• **EXERCISE BRIEF**
Send back all of the data, word for word.

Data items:
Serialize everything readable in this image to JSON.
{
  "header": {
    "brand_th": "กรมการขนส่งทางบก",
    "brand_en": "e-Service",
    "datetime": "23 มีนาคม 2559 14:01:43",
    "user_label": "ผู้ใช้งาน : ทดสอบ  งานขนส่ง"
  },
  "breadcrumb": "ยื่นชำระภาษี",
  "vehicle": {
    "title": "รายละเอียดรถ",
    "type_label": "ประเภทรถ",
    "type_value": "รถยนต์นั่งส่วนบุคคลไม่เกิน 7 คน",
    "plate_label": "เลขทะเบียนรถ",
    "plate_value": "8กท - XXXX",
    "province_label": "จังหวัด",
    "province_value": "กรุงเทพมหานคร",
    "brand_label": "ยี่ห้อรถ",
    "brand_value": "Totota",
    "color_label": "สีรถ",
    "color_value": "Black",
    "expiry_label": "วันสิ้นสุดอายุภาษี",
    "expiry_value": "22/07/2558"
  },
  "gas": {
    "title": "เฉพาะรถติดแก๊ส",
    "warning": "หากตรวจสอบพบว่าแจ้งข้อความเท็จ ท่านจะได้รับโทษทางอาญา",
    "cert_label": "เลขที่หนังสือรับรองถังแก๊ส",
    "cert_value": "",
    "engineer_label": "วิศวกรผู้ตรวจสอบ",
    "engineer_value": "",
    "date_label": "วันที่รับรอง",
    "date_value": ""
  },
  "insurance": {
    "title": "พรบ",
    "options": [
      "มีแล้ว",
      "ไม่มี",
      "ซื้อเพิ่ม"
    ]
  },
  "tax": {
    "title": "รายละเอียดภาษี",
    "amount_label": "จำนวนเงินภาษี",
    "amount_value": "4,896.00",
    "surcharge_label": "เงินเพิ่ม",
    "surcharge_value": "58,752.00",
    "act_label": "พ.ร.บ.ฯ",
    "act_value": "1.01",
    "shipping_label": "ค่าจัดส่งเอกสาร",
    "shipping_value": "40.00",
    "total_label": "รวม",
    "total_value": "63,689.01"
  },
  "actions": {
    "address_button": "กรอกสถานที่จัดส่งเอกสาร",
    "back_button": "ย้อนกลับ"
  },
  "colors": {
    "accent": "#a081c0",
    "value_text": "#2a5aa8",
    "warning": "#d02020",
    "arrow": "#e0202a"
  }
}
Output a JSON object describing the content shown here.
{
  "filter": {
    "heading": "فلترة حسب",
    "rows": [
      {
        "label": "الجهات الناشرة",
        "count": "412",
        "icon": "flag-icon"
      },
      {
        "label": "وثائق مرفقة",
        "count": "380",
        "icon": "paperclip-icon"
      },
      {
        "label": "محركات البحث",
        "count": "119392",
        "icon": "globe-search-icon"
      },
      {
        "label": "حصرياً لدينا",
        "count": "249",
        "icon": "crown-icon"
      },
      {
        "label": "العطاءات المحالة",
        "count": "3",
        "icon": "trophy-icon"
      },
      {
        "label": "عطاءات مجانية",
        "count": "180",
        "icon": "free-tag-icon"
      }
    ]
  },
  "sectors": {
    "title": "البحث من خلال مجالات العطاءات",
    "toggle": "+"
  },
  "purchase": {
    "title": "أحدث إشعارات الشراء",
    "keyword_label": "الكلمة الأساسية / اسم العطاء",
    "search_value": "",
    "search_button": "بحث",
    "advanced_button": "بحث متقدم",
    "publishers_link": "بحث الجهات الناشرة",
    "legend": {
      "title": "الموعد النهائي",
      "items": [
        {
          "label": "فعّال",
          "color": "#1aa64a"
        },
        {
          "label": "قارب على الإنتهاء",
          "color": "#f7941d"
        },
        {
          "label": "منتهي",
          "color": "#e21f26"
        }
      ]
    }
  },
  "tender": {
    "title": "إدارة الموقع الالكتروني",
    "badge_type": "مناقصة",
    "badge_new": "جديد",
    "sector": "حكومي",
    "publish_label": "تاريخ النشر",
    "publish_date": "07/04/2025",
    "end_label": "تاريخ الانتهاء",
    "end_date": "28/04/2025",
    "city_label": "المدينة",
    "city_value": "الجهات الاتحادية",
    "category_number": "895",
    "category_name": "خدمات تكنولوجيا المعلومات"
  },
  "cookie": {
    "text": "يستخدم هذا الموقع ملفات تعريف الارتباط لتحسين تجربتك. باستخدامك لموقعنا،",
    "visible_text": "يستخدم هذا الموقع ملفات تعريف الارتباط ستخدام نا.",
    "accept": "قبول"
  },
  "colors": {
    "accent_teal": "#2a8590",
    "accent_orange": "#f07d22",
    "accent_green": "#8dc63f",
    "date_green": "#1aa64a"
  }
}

• **ANSWER SECTION**
Serialize everything readable in this image to JSON.
{
  "header": {
    "brand_th": "กรมการขนส่งทางบก",
    "brand_en": "e-Service",
    "datetime": "23 มีนาคม 2559 14:01:43",
    "user_label": "ผู้ใช้งาน : ทดสอบ  งานขนส่ง"
  },
  "breadcrumb": "ยื่นชำระภาษี",
  "vehicle": {
    "title": "รายละเอียดรถ",
    "type_label": "ประเภทรถ",
    "type_value": "รถยนต์นั่งส่วนบุคคลไม่เกิน 7 คน",
    "plate_label": "เลขทะเบียนรถ",
    "plate_value": "8กท - XXXX",
    "province_label": "จังหวัด",
    "province_value": "กรุงเทพมหานคร",
    "brand_label": "ยี่ห้อรถ",
    "brand_value": "Totota",
    "color_label": "สีรถ",
    "color_value": "Black",
    "expiry_label": "วันสิ้นสุดอายุภาษี",
    "expiry_value": "22/07/2558"
  },
  "gas": {
    "title": "เฉพาะรถติดแก๊ส",
    "warning": "หากตรวจสอบพบว่าแจ้งข้อความเท็จ ท่านจะได้รับโทษทางอาญา",
    "cert_label": "เลขที่หนังสือรับรองถังแก๊ส",
    "cert_value": "",
    "engineer_label": "วิศวกรผู้ตรวจสอบ",
    "engineer_value": "",
    "date_label": "วันที่รับรอง",
    "date_value": ""
  },
  "insurance": {
    "title": "พรบ",
    "options": [
      "มีแล้ว",
      "ไม่มี",
      "ซื้อเพิ่ม"
    ]
  },
  "tax": {
    "title": "รายละเอียดภาษี",
    "amount_label": "จำนวนเงินภาษี",
    "amount_value": "4,896.00",
    "surcharge_label": "เงินเพิ่ม",
    "surcharge_value": "58,752.00",
    "act_label": "พ.ร.บ.ฯ",
    "act_value": "1.01",
    "shipping_label": "ค่าจัดส่งเอกสาร",
    "shipping_value": "40.00",
    "total_label": "รวม",
    "total_value": "63,689.01"
  },
  "actions": {
    "address_button": "กรอกสถานที่จัดส่งเอกสาร",
    "back_button": "ย้อนกลับ"
  },
  "colors": {
    "accent": "#a081c0",
    "value_text": "#2a5aa8",
    "warning": "#d02020",
    "arrow": "#e0202a"
  }
}
Output a JSON object describing the content shown here.
{
  "filter": {
    "heading": "فلترة حسب",
    "rows": [
      {
        "label": "الجهات الناشرة",
        "count": "412",
        "icon": "flag-icon"
      },
      {
        "label": "وثائق مرفقة",
        "count": "380",
        "icon": "paperclip-icon"
      },
      {
        "label": "محركات البحث",
        "count": "119392",
        "icon": "globe-search-icon"
      },
      {
        "label": "حصرياً لدينا",
        "count": "249",
        "icon": "crown-icon"
      },
      {
        "label": "العطاءات المحالة",
        "count": "3",
        "icon": "trophy-icon"
      },
      {
        "label": "عطاءات مجانية",
        "count": "180",
        "icon": "free-tag-icon"
      }
    ]
  },
  "sectors": {
    "title": "البحث من خلال مجالات العطاءات",
    "toggle": "+"
  },
  "purchase": {
    "title": "أحدث إشعارات الشراء",
    "keyword_label": "الكلمة الأساسية / اسم العطاء",
    "search_value": "",
    "search_button": "بحث",
    "advanced_button": "بحث متقدم",
    "publishers_link": "بحث الجهات الناشرة",
    "legend": {
      "title": "الموعد النهائي",
      "items": [
        {
          "label": "فعّال",
          "color": "#1aa64a"
        },
        {
          "label": "قارب على الإنتهاء",
          "color": "#f7941d"
        },
        {
          "label": "منتهي",
          "color": "#e21f26"
        }
      ]
    }
  },
  "tender": {
    "title": "إدارة الموقع الالكتروني",
    "badge_type": "مناقصة",
    "badge_new": "جديد",
    "sector": "حكومي",
    "publish_label": "تاريخ النشر",
    "publish_date": "07/04/2025",
    "end_label": "تاريخ الانتهاء",
    "end_date": "28/04/2025",
    "city_label": "المدينة",
    "city_value": "الجهات الاتحادية",
    "category_number": "895",
    "category_name": "خدمات تكنولوجيا المعلومات"
  },
  "cookie": {
    "text": "يستخدم هذا الموقع ملفات تعريف الارتباط لتحسين تجربتك. باستخدامك لموقعنا،",
    "visible_text": "يستخدم هذا الموقع ملفات تعريف الارتباط ستخدام نا.",
    "accept": "قبول"
  },
  "colors": {
    "accent_teal": "#2a8590",
    "accent_orange": "#f07d22",
    "accent_green": "#8dc63f",
    "date_green": "#1aa64a"
  }
}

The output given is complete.